Loan against MF? Yes, and it's online too

June 07, 2018 08:27 IST

Customers need to weigh whether they will be better off selling their mutual fund holdings or taking a loan against it.
Priyadarshini Maji and Sanjay Kumar Singh report.

HDFC Bank, in partnership with CAMS -- a registrar and transfer agent (RTA) -- has launched a digital loan facility wherein bank customers can borrow against mutual funds (MFs) in their portfolio.

While the facility for loan against MFs is already available, the HDFC-CAMS overdraft (OD) facility is entirely online.

Currently, this facility is available only to those who hold MF schemes of one of the 10 fund houses for which CAMS is the RTA.

"We plan to add more fund houses in the future," says Arvind Kapil, group head of unsecured loans, home, and mortgage loans, HDFC Bank.

This facility can be availed through the bank's net banking portal. The whole process can be completed online, and requires no documentation.

"If the same process is done offline, it will take at least five to seven working days," adds Kapil.

 

The interest rate is 10.5% to 11% per annum. Customers also have to pay a processing fee of Rs 1,499.

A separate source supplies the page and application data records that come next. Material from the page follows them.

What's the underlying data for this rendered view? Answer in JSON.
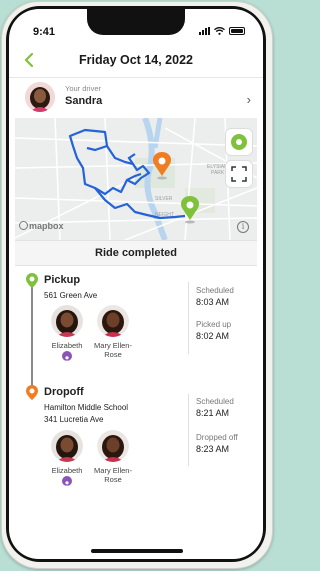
{
  "status_bar": {
    "time": "9:41"
  },
  "header": {
    "title": "Friday Oct 14, 2022"
  },
  "driver": {
    "caption": "Your driver",
    "name": "Sandra"
  },
  "map": {
    "attribution": "mapbox",
    "info": "i"
  },
  "ride_status": "Ride completed",
  "pickup": {
    "title": "Pickup",
    "address": "561 Green Ave",
    "scheduled_label": "Scheduled",
    "scheduled_time": "8:03 AM",
    "actual_label": "Picked up",
    "actual_time": "8:02 AM",
    "passengers": [
      {
        "name": "Elizabeth",
        "badge": true
      },
      {
        "name": "Mary Ellen-Rose",
        "badge": false
      }
    ]
  },
  "dropoff": {
    "title": "Dropoff",
    "address_line1": "Hamilton Middle School",
    "address_line2": "341 Lucretia Ave",
    "scheduled_label": "Scheduled",
    "scheduled_time": "8:21 AM",
    "actual_label": "Dropped off",
    "actual_time": "8:23 AM",
    "passengers": [
      {
        "name": "Elizabeth",
        "badge": true
      },
      {
        "name": "Mary Ellen-Rose",
        "badge": false
      }
    ]
  },
  "colors": {
    "pickup_green": "#7fc13c",
    "dropoff_orange": "#f07d22",
    "route_blue": "#2563d8",
    "badge_purple": "#8a55b5",
    "background_mint": "#b9dfd4"
  }
}
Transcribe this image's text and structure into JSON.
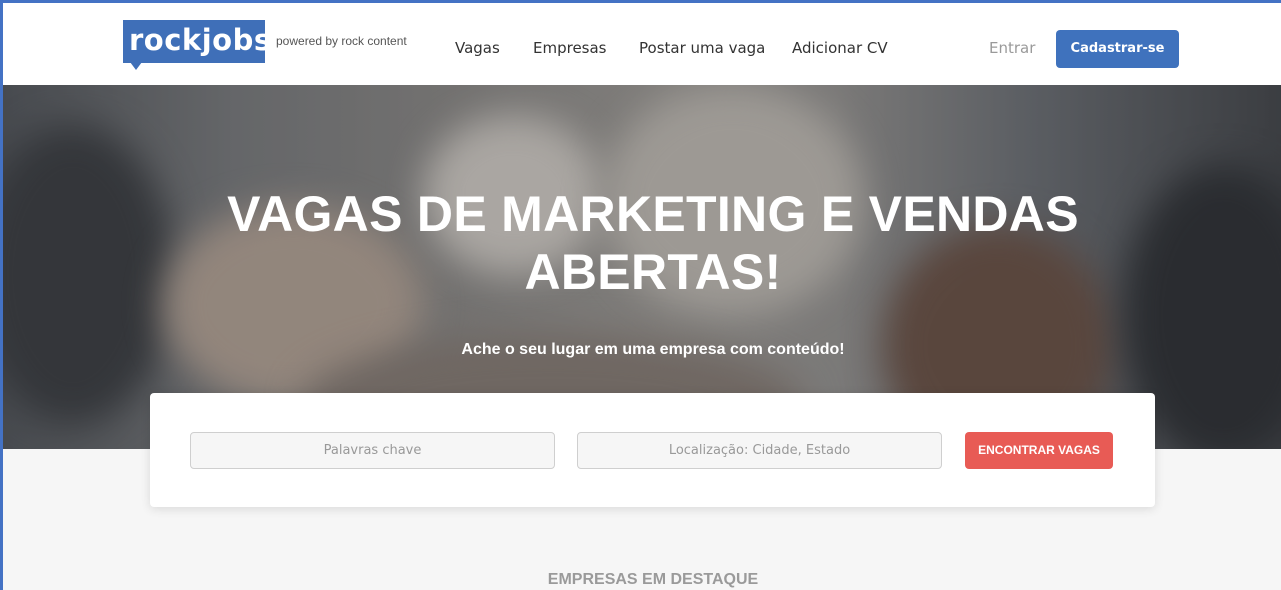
{
  "brand": {
    "logo_text": "rockjobs",
    "powered_by": "powered by rock content",
    "logo_color": "#3f6fb8"
  },
  "nav": {
    "items": [
      {
        "label": "Vagas"
      },
      {
        "label": "Empresas"
      },
      {
        "label": "Postar uma vaga"
      },
      {
        "label": "Adicionar CV"
      }
    ],
    "login_label": "Entrar",
    "signup_label": "Cadastrar-se",
    "signup_color": "#3f72bd"
  },
  "hero": {
    "title_line1": "VAGAS DE MARKETING E VENDAS",
    "title_line2": "ABERTAS!",
    "subtitle": "Ache o seu lugar em uma empresa com conteúdo!"
  },
  "search": {
    "keywords_placeholder": "Palavras chave",
    "location_placeholder": "Localização: Cidade, Estado",
    "button_label": "ENCONTRAR VAGAS",
    "button_color": "#e85b55"
  },
  "featured": {
    "title": "EMPRESAS EM DESTAQUE"
  }
}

The loan-to-value ratio will be 80% for debt funds and 50 per cent for equity funds.

"The OD facility can help customers tide over emergency situations that require instant cash. Availing of other loans could take more time," says Amar Pandit, founder, HappynessFactory.in

HDFC Bank claims that loan disbursement will happen within minutes.

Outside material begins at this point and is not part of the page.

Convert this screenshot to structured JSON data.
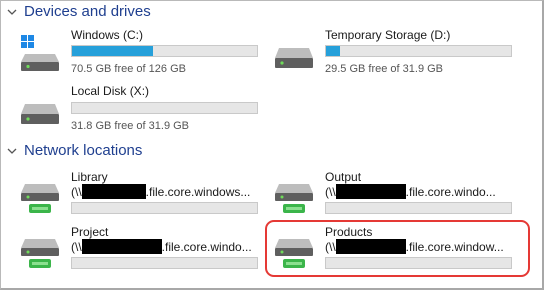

Since this is an overdraft facility, you can borrow money repeatedly.

This facility can prove useful to those who can't sell their investments.

"You may have invested in a fixed maturity plan (FMP) or an ELSS fund that has a lock-in. Or you may have invested in a product that is yet to cross the exit load period, or you may have to pay short-term capital gains tax if you sell now. In such circumstances, the OD facility can be useful," says Deepesh Raghaw, founder, PersonalFinancePlan.in, a Sebi-registered investment advisor.

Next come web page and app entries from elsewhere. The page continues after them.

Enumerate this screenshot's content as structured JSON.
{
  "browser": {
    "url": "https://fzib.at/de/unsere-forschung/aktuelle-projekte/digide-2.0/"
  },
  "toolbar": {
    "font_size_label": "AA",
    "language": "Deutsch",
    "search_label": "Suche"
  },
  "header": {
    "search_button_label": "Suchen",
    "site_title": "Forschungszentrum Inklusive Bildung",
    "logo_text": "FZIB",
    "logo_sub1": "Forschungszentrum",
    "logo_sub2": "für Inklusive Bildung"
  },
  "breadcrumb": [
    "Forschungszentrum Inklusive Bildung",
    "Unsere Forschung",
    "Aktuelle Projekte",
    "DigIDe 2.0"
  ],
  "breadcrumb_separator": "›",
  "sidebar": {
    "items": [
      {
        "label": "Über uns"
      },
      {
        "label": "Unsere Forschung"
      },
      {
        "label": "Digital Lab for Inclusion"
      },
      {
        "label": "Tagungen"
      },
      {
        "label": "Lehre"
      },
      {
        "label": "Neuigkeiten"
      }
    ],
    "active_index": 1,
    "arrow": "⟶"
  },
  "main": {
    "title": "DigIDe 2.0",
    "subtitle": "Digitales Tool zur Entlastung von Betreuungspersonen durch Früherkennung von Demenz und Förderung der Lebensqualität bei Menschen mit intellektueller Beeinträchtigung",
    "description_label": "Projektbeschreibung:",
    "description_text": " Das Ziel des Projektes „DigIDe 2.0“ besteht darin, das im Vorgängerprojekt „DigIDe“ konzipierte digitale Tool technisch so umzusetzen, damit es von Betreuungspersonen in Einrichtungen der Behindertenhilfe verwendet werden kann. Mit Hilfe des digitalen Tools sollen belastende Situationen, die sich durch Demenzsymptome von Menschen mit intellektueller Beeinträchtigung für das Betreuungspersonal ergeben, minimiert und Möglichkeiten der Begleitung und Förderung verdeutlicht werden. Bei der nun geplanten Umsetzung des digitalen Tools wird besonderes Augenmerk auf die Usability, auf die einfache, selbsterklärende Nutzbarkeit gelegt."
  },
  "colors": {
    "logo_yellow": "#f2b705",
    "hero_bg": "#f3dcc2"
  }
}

Note that since this is an OD facility, the amount you can borrow can be reduced if the value of your mutual funds falls in a declining market.

Customers need to weigh whether they will be better off selling their mutual fund holdings or taking a loan against it.

"Only an equity fund portfolio will generate the level of interest being charged for this OD facility. If you do not want to disturb your long-term portfolio to meet a short-term liquidity need, use the OD facility," says Pandit.

In the case of equity funds, take into consideration the level of the markets.

If they are low, selling could entail a loss.

According to Raghaw, "Debt funds won't generate a 10.5% to 11% return. In their case, selling may be a better idea."

He says the decision to borrow, rather than sell the investment, can only be justified if the asset earns more than 11%.

Several other loan options for availing of quick cash are available.

A personal loan gets sanctioned quickly and may cost you almost the same or slightly higher if you have a good credit history (interest rate range is 10% to 24%).

A loan against property will cost you less, but the documentation involved is tedious and not worthwhile if you require a small amount.

A loan against gold is another option, but here the valuation and other processes take time.

An offline loan against mutual funds takes around five to six days to process.

Finally, financial advisors warn against borrowing to invest.

"You may avail of this facility for a temporary period, but borrowing to invest is not a sound strategy for the long term," says Pandit.

Illustration: Dominic Xavier/Rediff.com

Priyadarshini Maji and Sanjay Kumar Singh
Source: